HOW TO COMPLETE THIS TASK: The data should be written out in full, exactly as it stands, and the pictures dropped.

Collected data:

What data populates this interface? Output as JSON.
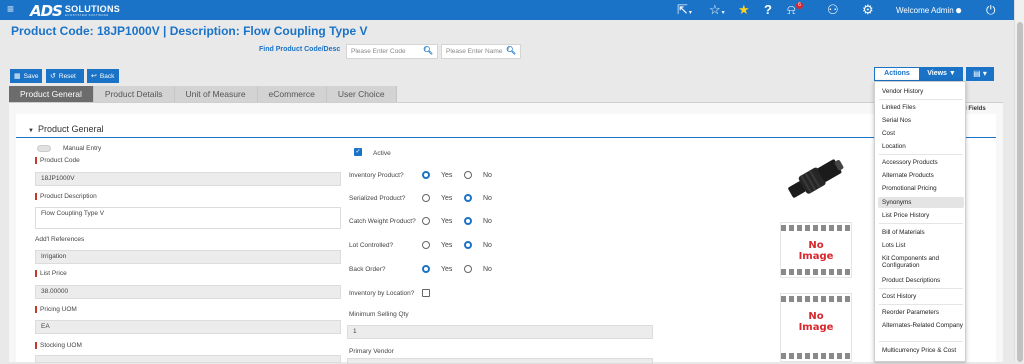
{
  "header": {
    "logo_main": "ADS",
    "logo_word": "SOLUTIONS",
    "logo_tag": "ECOSYSTEM SOFTWARE",
    "notification_count": "6",
    "welcome_text": "Welcome Admin",
    "colors": {
      "bar": "#1a73c7",
      "star": "#ffd21f",
      "badge": "#d9272e"
    }
  },
  "page": {
    "title": "Product Code:  18JP1000V | Description: Flow Coupling Type V",
    "find_label": "Find Product Code/Desc",
    "code_placeholder": "Please Enter Code",
    "name_placeholder": "Please Enter Name"
  },
  "toolbar": {
    "save": "Save",
    "reset": "Reset",
    "back": "Back"
  },
  "tabs": [
    "Product General",
    "Product Details",
    "Unit of Measure",
    "eCommerce",
    "User Choice"
  ],
  "section": {
    "title": "Product General"
  },
  "fields": {
    "manual_entry": "Manual Entry",
    "product_code_label": "Product Code",
    "product_code": "18JP1000V",
    "description_label": "Product Description",
    "description": "Flow Coupling Type V",
    "refs_label": "Add'l References",
    "refs": "Irrigation",
    "list_price_label": "List Price",
    "list_price": "38.00000",
    "pricing_uom_label": "Pricing UOM",
    "pricing_uom": "EA",
    "stocking_uom_label": "Stocking UOM",
    "active_label": "Active",
    "inventory_label": "Inventory Product?",
    "serialized_label": "Serialized Product?",
    "catch_weight_label": "Catch Weight Product?",
    "lot_label": "Lot Controlled?",
    "backorder_label": "Back Order?",
    "inv_location_label": "Inventory by Location?",
    "min_qty_label": "Minimum Selling Qty",
    "min_qty": "1",
    "vendor_label": "Primary Vendor",
    "yes": "Yes",
    "no": "No"
  },
  "radio_values": {
    "inventory": "yes",
    "serialized": "no",
    "catch_weight": "no",
    "lot_controlled": "no",
    "back_order": "yes"
  },
  "images": {
    "noimg_line1": "No",
    "noimg_line2": "Image"
  },
  "right_stub": "d Fields",
  "actions": {
    "actions_tab": "Actions",
    "views_tab": "Views ▼",
    "menu": [
      "Vendor History",
      "Linked Files",
      "Serial Nos",
      "Cost",
      "Location",
      "Accessory Products",
      "Alternate Products",
      "Promotional Pricing",
      "Synonyms",
      "List Price History",
      "Bill of Materials",
      "Lots List",
      "Kit Components and Configuration",
      "Product Descriptions",
      "Cost History",
      "Reorder Parameters",
      "Alternates-Related Company",
      "Multicurrency Price & Cost"
    ]
  }
}
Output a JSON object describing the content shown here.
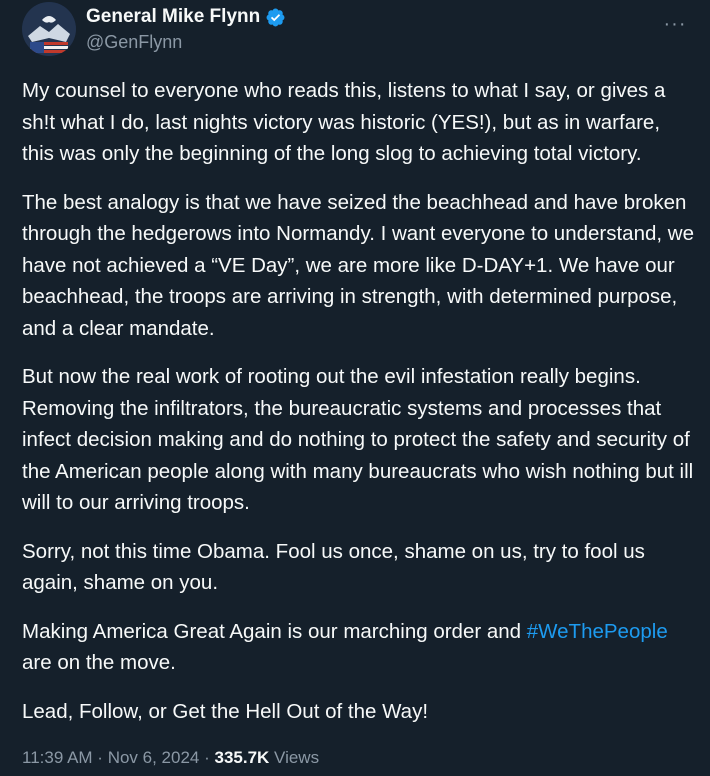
{
  "author": {
    "display_name": "General Mike Flynn",
    "handle": "@GenFlynn",
    "verified": true,
    "avatar_icon": "eagle-flag-avatar"
  },
  "menu": {
    "more_label": "···"
  },
  "tweet": {
    "paragraphs": [
      "My counsel to everyone who reads this, listens to what I say, or gives a sh!t what I do, last nights victory was historic (YES!), but as in warfare, this was only the beginning of the long slog to achieving total victory.",
      "The best analogy is that we have seized the beachhead and have broken through the hedgerows into Normandy.  I want everyone to understand, we have not achieved a “VE Day”, we are more like D-DAY+1. We have our beachhead, the troops are arriving in strength, with determined purpose, and a clear mandate.",
      "But now the real work of rooting out the evil infestation really begins. Removing the infiltrators, the bureaucratic systems and processes that infect decision making and do nothing to protect the safety and security of the American people along with many bureaucrats who wish nothing but ill will to our arriving troops.",
      "Sorry, not this time Obama. Fool us once, shame on us, try to fool us again, shame on you."
    ],
    "para5_before": "Making America Great Again is our marching order and ",
    "hashtag": "#WeThePeople",
    "para5_after": " are on the move.",
    "para6": "Lead, Follow, or Get the Hell Out of the Way!"
  },
  "meta": {
    "time": "11:39 AM",
    "separator": " · ",
    "date": "Nov 6, 2024",
    "views_count": "335.7K",
    "views_label": " Views"
  },
  "colors": {
    "background": "#15202b",
    "text": "#f7f9f9",
    "secondary": "#8b98a5",
    "link": "#1d9bf0"
  }
}
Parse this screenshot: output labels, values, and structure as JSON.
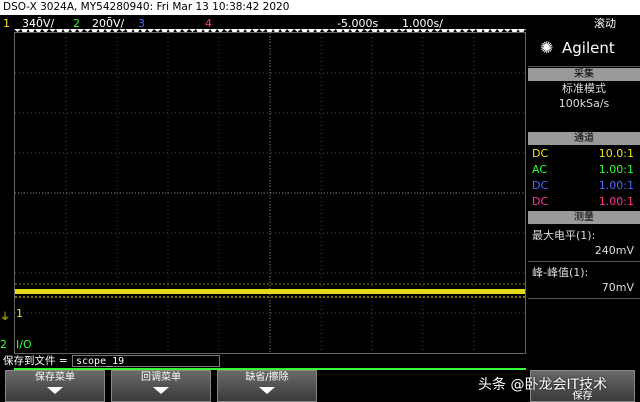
{
  "header": {
    "title": "DSO-X 3024A, MY54280940: Fri Mar 13 10:38:42 2020",
    "ch1_num": "1",
    "ch1_scale": "340̄V/",
    "ch2_num": "2",
    "ch2_scale": "200̄V/",
    "ch3_num": "3",
    "ch4_num": "4",
    "delay": "-5.000s",
    "timebase": "1.000s/",
    "mode": "滚动"
  },
  "brand": {
    "name": "Agilent"
  },
  "acquire": {
    "title": "采集",
    "mode": "标准模式",
    "rate": "100kSa/s"
  },
  "channels": {
    "title": "通道",
    "rows": [
      {
        "coupling": "DC",
        "probe": "10.0:1",
        "color": "#f2e51a"
      },
      {
        "coupling": "AC",
        "probe": "1.00:1",
        "color": "#33ff33"
      },
      {
        "coupling": "DC",
        "probe": "1.00:1",
        "color": "#4a6bff"
      },
      {
        "coupling": "DC",
        "probe": "1.00:1",
        "color": "#ff3399"
      }
    ]
  },
  "measure": {
    "title": "测量",
    "m1_label": "最大电平(1):",
    "m1_value": "240mV",
    "m2_label": "峰-峰值(1):",
    "m2_value": "70mV"
  },
  "markers": {
    "ch1": "1",
    "ch2": "2",
    "io": "I/O"
  },
  "filebar": {
    "label": "保存到文件 =",
    "filename": "scope_19"
  },
  "softkeys": {
    "k1": "保存菜单",
    "k2": "回调菜单",
    "k3": "缺省/擦除",
    "k6": "保存"
  },
  "watermark": "头条 @卧龙会IT技术",
  "colors": {
    "ch1": "#f2e51a",
    "ch2": "#33ff33",
    "ch3": "#4a6bff",
    "ch4": "#ff3399",
    "panel_head": "#9a9a9a"
  }
}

SOLUTION BELOW:
What data populates this interface? Output as JSON.
{
  "header": {
    "logo_main": "ADS",
    "logo_word": "SOLUTIONS",
    "logo_tag": "ECOSYSTEM SOFTWARE",
    "notification_count": "6",
    "welcome_text": "Welcome Admin",
    "colors": {
      "bar": "#1a73c7",
      "star": "#ffd21f",
      "badge": "#d9272e"
    }
  },
  "page": {
    "title": "Product Code:  18JP1000V | Description: Flow Coupling Type V",
    "find_label": "Find Product Code/Desc",
    "code_placeholder": "Please Enter Code",
    "name_placeholder": "Please Enter Name"
  },
  "toolbar": {
    "save": "Save",
    "reset": "Reset",
    "back": "Back"
  },
  "tabs": [
    "Product General",
    "Product Details",
    "Unit of Measure",
    "eCommerce",
    "User Choice"
  ],
  "section": {
    "title": "Product General"
  },
  "fields": {
    "manual_entry": "Manual Entry",
    "product_code_label": "Product Code",
    "product_code": "18JP1000V",
    "description_label": "Product Description",
    "description": "Flow Coupling Type V",
    "refs_label": "Add'l References",
    "refs": "Irrigation",
    "list_price_label": "List Price",
    "list_price": "38.00000",
    "pricing_uom_label": "Pricing UOM",
    "pricing_uom": "EA",
    "stocking_uom_label": "Stocking UOM",
    "active_label": "Active",
    "inventory_label": "Inventory Product?",
    "serialized_label": "Serialized Product?",
    "catch_weight_label": "Catch Weight Product?",
    "lot_label": "Lot Controlled?",
    "backorder_label": "Back Order?",
    "inv_location_label": "Inventory by Location?",
    "min_qty_label": "Minimum Selling Qty",
    "min_qty": "1",
    "vendor_label": "Primary Vendor",
    "yes": "Yes",
    "no": "No"
  },
  "radio_values": {
    "inventory": "yes",
    "serialized": "no",
    "catch_weight": "no",
    "lot_controlled": "no",
    "back_order": "yes"
  },
  "images": {
    "noimg_line1": "No",
    "noimg_line2": "Image"
  },
  "right_stub": "d Fields",
  "actions": {
    "actions_tab": "Actions",
    "views_tab": "Views ▼",
    "menu": [
      "Vendor History",
      "Linked Files",
      "Serial Nos",
      "Cost",
      "Location",
      "Accessory Products",
      "Alternate Products",
      "Promotional Pricing",
      "Synonyms",
      "List Price History",
      "Bill of Materials",
      "Lots List",
      "Kit Components and Configuration",
      "Product Descriptions",
      "Cost History",
      "Reorder Parameters",
      "Alternates-Related Company",
      "Multicurrency Price & Cost"
    ]
  }
}
Output a JSON object describing the content shown here.
{
  "author": {
    "display_name": "General Mike Flynn",
    "handle": "@GenFlynn",
    "verified": true,
    "avatar_icon": "eagle-flag-avatar"
  },
  "menu": {
    "more_label": "···"
  },
  "tweet": {
    "paragraphs": [
      "My counsel to everyone who reads this, listens to what I say, or gives a sh!t what I do, last nights victory was historic (YES!), but as in warfare, this was only the beginning of the long slog to achieving total victory.",
      "The best analogy is that we have seized the beachhead and have broken through the hedgerows into Normandy.  I want everyone to understand, we have not achieved a “VE Day”, we are more like D-DAY+1. We have our beachhead, the troops are arriving in strength, with determined purpose, and a clear mandate.",
      "But now the real work of rooting out the evil infestation really begins. Removing the infiltrators, the bureaucratic systems and processes that infect decision making and do nothing to protect the safety and security of the American people along with many bureaucrats who wish nothing but ill will to our arriving troops.",
      "Sorry, not this time Obama. Fool us once, shame on us, try to fool us again, shame on you."
    ],
    "para5_before": "Making America Great Again is our marching order and ",
    "hashtag": "#WeThePeople",
    "para5_after": " are on the move.",
    "para6": "Lead, Follow, or Get the Hell Out of the Way!"
  },
  "meta": {
    "time": "11:39 AM",
    "separator": " · ",
    "date": "Nov 6, 2024",
    "views_count": "335.7K",
    "views_label": " Views"
  },
  "colors": {
    "background": "#15202b",
    "text": "#f7f9f9",
    "secondary": "#8b98a5",
    "link": "#1d9bf0"
  }
}
Parse this screenshot: output labels, values, and structure as JSON.
{
  "header": {
    "title": "DSO-X 3024A, MY54280940: Fri Mar 13 10:38:42 2020",
    "ch1_num": "1",
    "ch1_scale": "340̄V/",
    "ch2_num": "2",
    "ch2_scale": "200̄V/",
    "ch3_num": "3",
    "ch4_num": "4",
    "delay": "-5.000s",
    "timebase": "1.000s/",
    "mode": "滚动"
  },
  "brand": {
    "name": "Agilent"
  },
  "acquire": {
    "title": "采集",
    "mode": "标准模式",
    "rate": "100kSa/s"
  },
  "channels": {
    "title": "通道",
    "rows": [
      {
        "coupling": "DC",
        "probe": "10.0:1",
        "color": "#f2e51a"
      },
      {
        "coupling": "AC",
        "probe": "1.00:1",
        "color": "#33ff33"
      },
      {
        "coupling": "DC",
        "probe": "1.00:1",
        "color": "#4a6bff"
      },
      {
        "coupling": "DC",
        "probe": "1.00:1",
        "color": "#ff3399"
      }
    ]
  },
  "measure": {
    "title": "测量",
    "m1_label": "最大电平(1):",
    "m1_value": "240mV",
    "m2_label": "峰-峰值(1):",
    "m2_value": "70mV"
  },
  "markers": {
    "ch1": "1",
    "ch2": "2",
    "io": "I/O"
  },
  "filebar": {
    "label": "保存到文件 =",
    "filename": "scope_19"
  },
  "softkeys": {
    "k1": "保存菜单",
    "k2": "回调菜单",
    "k3": "缺省/擦除",
    "k6": "保存"
  },
  "watermark": "头条 @卧龙会IT技术",
  "colors": {
    "ch1": "#f2e51a",
    "ch2": "#33ff33",
    "ch3": "#4a6bff",
    "ch4": "#ff3399",
    "panel_head": "#9a9a9a"
  }
}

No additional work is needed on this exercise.